Cost of living crisis: Cashing in pensions to pay bills could be very risky | money
IIf you’re struggling with the rising cost of living, it might be tempting – if you’re over 55 – to start saving for retirement. The Guardian can reveal that many who won’t turn 55 until next year are being targeted by pension funds, which are urging them to “get the ball rolling” and release cash now – although experts say this is a very bad move for some as they may be worse off in retirement and may even be out of money.
Former Pensions Secretary Steve Webb told the Guardian that while the idea of using pension savings to help deal with living cost pressures like household bills – or to pay for luxuries like a big holiday – is “very alluring”, there are many reasons , why people should be very careful.
In 2015, the government introduced reforms that gave the over-55s much more freedom to use pension money. For example, there are millions of people in their 50s and 60s who are still working and who—in theory, at least—can access their pension funds and use the money for whatever they want.

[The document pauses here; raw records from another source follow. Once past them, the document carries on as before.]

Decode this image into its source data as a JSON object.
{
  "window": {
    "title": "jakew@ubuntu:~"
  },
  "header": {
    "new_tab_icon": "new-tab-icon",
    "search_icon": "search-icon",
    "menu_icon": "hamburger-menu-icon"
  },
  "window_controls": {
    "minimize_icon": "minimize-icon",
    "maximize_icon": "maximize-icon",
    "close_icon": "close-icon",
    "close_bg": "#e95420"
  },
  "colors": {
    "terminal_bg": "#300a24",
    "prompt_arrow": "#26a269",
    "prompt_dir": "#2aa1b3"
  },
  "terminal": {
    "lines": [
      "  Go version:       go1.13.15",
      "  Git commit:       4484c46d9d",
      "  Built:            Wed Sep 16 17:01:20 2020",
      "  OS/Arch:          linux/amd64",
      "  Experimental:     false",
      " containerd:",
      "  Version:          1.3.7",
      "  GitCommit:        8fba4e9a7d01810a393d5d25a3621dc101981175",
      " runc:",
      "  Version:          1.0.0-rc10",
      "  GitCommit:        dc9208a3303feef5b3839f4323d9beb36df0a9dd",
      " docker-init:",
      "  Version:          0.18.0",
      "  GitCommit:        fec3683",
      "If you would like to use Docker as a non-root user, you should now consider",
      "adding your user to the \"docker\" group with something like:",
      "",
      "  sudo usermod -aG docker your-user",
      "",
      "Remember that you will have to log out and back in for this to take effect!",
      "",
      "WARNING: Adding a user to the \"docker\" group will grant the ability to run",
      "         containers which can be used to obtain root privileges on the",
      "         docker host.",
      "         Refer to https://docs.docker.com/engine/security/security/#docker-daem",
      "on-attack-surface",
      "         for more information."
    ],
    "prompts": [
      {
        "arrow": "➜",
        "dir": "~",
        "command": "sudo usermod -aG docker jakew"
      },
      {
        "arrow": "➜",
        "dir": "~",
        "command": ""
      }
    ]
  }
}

One of the big draws is that the first 25% you free up from your pension is tax-free.
But aside from the obvious point that this is money for your retirement, there are many potential dangers, including being hit with taxes or affecting your means-tested benefit eligibility.
Readers who have not turned 55 for several months report receiving unsolicited letters — in official-looking brown envelopes marked “Private and Confidential” — from a company called Portafina.
Captioned “Good news on your retirement,” they explain that people over age 55 can free up cash, adding: “It’s your money so you can spend it however you like. And with Portafina you can get the ball rolling from the age of 54.”
It states that popular reasons for freeing up pension funds are to increase disposable income, pay off debt or support children up the wealth ladder.
The accompanying material states that Portafina helps thousands free up tax-free cash every year. It says there is a fee, which ranges from 1% to 7% depending on the size and complexity of your system, and generally comes from your pension, but is only charged if you tell the firm to go ahead and put money on your Bank account free.
Experts say savers should be aware that if they decide to access their pension, they can do it themselves and won’t have to pay hefty setup fees.
According to Portafina, the vast majority (88%) of clients it helps ask the firm to manage their remaining retirement savings for them.
Webb, now a partner at Actuaries LCP, generally comments on companies that target people to tap into their retirement savings and says some of these companies want you to consolidate all of your pensions with them.
“They take your tax-free cash and use it to pay off debt or help family, etc., and they then get fees on top of the rest — advisory fees, platform fees, fund fees, etc., potentially for the next 30 years.”
He adds, “If you’re an active member of a pension fund, you’re probably paying very little in fees.” Transferring money, especially if it’s an active pension fund, “could be a very bad idea,” he says.
Webb says it’s not just low fees.
When it’s an occupational pension scheme run by a group of trustees, “there’s someone watching over your scheme.”
More generally, he says that alongside the obvious impact on living standards in retirement, there are some “hidden risks” that people should be aware of before taking their pensions.
If you start now, building a retirement pot as the situation improves could become significantly more difficult in the future, as your annual tax-advantaged retirement savings limit could drop by 90%.
Currently, most people can save £40,000 a year for a pension and enjoy the benefits of tax breaks. But someone ‘flexibly’ accessing a defined contribution pension pot (aka cash purchase) worth more than £10,000 can trigger the annual cash purchase allowance, which lowers their annual limit to £4,000.
The first capital withdrawal can sometimes trigger income tax at the emergency rate. If the annuity provider does not have a standard tax code for a saver, HM Revenue and Customs rules require them to deduct tax at an emergency criminal rate as if the saver made multiple withdrawals during the year.
Someone who withdraws more than they originally need and leaves the rest in their bank or savings account could see a deduction from the benefits received. In extreme cases, they can even be completely excluded from benefits. For example, Universal Credit takes into account all savings over £6,000 and applies an absolute limit at £16,000, disqualifying anyone with savings over that level.
Portafina tells the Guardian that it “endeavours to provide a valuable service to customers in real need” – typically people who need to access money for “significant life events and unforeseen circumstances”, generally before their target retirement date. “They are typically not financially secure and have often not used (or can’t afford one now) a financial advisor in the past.”
It adds: “We recognize that taking out pension money early to meet immediate needs means less provision for the future, and while we think most people understand this, we emphasize that point in all of ours marketing materials and also highlight our consultation process…
“We generally don’t recommend taking money out of pensions unless there is a real cash need that can’t be readily met by other means. That’s why a relatively small part of our initial inquiries are more likely to be recommended.”
Portafina broadly agrees that taking benefits from an active pension pot is generally not a good idea, particularly when there is an employer adjustment, but that in some cases it might be preferable to other options if the need is urgent.
On consolidating annuities, the company says it will depend on individual circumstances, adding, “Our recommended annuity providers and funds that we recommend transferring or switching are of the low-cost, passive investment type… We recommend.” not high-cost, active or esoteric investments or structures.”